Ding, N. et al. Partitioning MOF-5 into confined and hydrophobic compartments for carbon capture under humid conditions. J. Am. Chem. Soc. 138, 10100–10103 (2016).
Cravillon, J. et al. Controlling zeolitic imidazolate framework nano- and microcrystal formation: Insight into crystal growth by time-resolved in situ static light scattering. Chem. Mater. 23, 2130–2141 (2011).
Rowsell, J. L. C. & Yaghi, O. M. Effects of functionalization, catenation, and variation of the metal oxide and organic linking units on the low-pressure hydrogen adsorption properties of metal-organic frameworks. J. Am. Chem. Soc. 128, 1304–1315 (2006).
Grant Glover, T., Peterson, G. W., Schindler, B. J., Britt, D. & Yaghi, O. MOF-74 building unit has a direct impact on toxic gas adsorption. Chem. Eng. Sci. 66, 163–170 (2011).
Jiang, J. et al. Superacidity in sulfated metal-organic framework-808. J. Am. Chem. Soc. 136, 12844–12847 (2014).
Furukawa, H. et al. Water adsorption in porous metal-organic frameworks and related materials. J. Am. Chem. Soc. 136, 4369–4381 (2014).
Lv, G., Liu, J., Xiong, Z., Zhang, Z. & Guan, Z. Selectivity adsorptive mechanism of different nitrophenols on UiO-66 and UiO-66-NH2 in aqueous solution. J. Chem. Eng. Data 61, 3868–3876 (2016).
This research reported in this publication was financially supported by the National Natural Science Foundation of China (Grant nos. 21490570, 21625102, 21471018, and 21674012), Beijing Municipal Science and Technology Project (Z181100004418001), and Beijing Institute of Technology Research Fund Program.
The authors declare no competing interests.
Peer review information Nature Communications thanks Suzana Nunes and other, anonymous, reviewer(s) for their contribution to the peer review of this work. Peer reviewer reports are available
Publisher’s note Springer Nature remains neutral with regard to jurisdictional claims in published maps and institutional affiliations.
About this article
Cite this article

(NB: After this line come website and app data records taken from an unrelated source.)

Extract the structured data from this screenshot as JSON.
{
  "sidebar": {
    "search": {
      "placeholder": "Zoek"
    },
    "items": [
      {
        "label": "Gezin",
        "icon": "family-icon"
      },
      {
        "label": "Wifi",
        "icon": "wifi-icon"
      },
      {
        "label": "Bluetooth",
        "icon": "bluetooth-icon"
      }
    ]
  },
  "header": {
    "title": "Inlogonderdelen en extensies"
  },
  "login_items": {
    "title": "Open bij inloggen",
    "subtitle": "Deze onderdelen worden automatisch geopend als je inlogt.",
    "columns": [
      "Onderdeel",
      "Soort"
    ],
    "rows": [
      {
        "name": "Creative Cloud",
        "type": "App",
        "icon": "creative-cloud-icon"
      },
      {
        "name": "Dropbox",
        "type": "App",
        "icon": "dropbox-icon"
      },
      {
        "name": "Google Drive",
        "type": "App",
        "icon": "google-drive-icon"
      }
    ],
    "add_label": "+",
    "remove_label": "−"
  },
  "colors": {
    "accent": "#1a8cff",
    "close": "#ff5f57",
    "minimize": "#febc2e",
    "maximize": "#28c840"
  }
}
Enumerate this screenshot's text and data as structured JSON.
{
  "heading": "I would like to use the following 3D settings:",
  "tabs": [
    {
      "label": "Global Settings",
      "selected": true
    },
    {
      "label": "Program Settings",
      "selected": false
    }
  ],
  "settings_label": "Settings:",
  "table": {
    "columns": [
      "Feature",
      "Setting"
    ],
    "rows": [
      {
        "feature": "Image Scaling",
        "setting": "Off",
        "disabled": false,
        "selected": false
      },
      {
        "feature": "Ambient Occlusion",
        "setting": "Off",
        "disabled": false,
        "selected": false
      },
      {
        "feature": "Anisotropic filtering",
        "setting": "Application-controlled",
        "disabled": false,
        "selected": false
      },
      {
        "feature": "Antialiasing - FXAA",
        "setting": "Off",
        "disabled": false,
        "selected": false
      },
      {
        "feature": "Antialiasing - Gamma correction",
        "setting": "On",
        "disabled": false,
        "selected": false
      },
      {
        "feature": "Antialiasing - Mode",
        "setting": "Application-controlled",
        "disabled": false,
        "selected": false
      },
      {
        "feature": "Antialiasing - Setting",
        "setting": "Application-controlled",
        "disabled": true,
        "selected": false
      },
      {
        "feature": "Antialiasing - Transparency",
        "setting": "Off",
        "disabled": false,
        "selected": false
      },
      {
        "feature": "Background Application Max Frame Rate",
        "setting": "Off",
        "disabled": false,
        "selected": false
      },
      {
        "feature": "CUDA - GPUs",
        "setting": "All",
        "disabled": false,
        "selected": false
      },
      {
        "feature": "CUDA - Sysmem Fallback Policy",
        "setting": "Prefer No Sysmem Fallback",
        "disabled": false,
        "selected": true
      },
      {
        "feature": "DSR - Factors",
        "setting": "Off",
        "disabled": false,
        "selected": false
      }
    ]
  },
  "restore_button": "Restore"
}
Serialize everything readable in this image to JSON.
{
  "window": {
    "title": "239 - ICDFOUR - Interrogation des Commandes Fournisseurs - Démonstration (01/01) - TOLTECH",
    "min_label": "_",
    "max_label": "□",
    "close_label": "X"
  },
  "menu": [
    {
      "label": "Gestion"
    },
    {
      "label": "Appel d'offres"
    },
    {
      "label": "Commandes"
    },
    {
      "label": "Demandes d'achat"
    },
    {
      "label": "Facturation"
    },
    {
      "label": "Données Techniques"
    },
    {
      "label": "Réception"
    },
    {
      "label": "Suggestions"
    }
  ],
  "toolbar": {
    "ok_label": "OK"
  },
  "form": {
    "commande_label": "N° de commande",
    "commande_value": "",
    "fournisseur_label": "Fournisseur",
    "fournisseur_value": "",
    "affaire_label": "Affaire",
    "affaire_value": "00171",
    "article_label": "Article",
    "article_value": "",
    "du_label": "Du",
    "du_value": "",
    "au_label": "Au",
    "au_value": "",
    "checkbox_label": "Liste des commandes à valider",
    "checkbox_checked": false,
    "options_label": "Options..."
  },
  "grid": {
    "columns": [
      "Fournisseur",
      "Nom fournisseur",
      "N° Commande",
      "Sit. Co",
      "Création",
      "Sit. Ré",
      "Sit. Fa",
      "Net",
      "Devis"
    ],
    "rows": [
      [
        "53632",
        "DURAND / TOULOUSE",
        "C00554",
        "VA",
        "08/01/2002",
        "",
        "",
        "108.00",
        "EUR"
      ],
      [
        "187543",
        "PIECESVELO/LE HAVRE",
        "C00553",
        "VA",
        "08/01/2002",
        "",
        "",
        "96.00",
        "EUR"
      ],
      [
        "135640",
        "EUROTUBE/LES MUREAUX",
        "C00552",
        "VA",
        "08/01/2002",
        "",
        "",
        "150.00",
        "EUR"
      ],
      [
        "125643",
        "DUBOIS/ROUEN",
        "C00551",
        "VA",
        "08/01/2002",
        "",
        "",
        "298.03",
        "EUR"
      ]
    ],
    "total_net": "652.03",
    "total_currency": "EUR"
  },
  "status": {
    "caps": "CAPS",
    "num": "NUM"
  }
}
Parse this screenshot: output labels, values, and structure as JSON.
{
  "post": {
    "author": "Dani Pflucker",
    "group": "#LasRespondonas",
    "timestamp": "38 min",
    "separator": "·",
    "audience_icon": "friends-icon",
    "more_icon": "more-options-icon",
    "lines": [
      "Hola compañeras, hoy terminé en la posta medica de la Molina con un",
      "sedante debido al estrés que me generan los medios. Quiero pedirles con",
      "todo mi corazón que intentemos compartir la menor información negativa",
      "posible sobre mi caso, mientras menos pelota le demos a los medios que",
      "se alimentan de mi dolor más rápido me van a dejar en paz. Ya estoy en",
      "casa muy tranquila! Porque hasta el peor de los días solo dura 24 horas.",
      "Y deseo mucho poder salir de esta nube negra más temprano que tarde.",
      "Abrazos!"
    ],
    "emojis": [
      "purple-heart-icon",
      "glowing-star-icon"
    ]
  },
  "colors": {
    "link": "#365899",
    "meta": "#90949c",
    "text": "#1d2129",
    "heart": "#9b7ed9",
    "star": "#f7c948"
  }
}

Wang, H., Zhao, S., Liu, Y. et al. Membrane adsorbers with ultrahigh metal-organic framework loading for high flux separations. Nat Commun 10, 4204 (2019) doi:10.1038/s41467-019-12114-8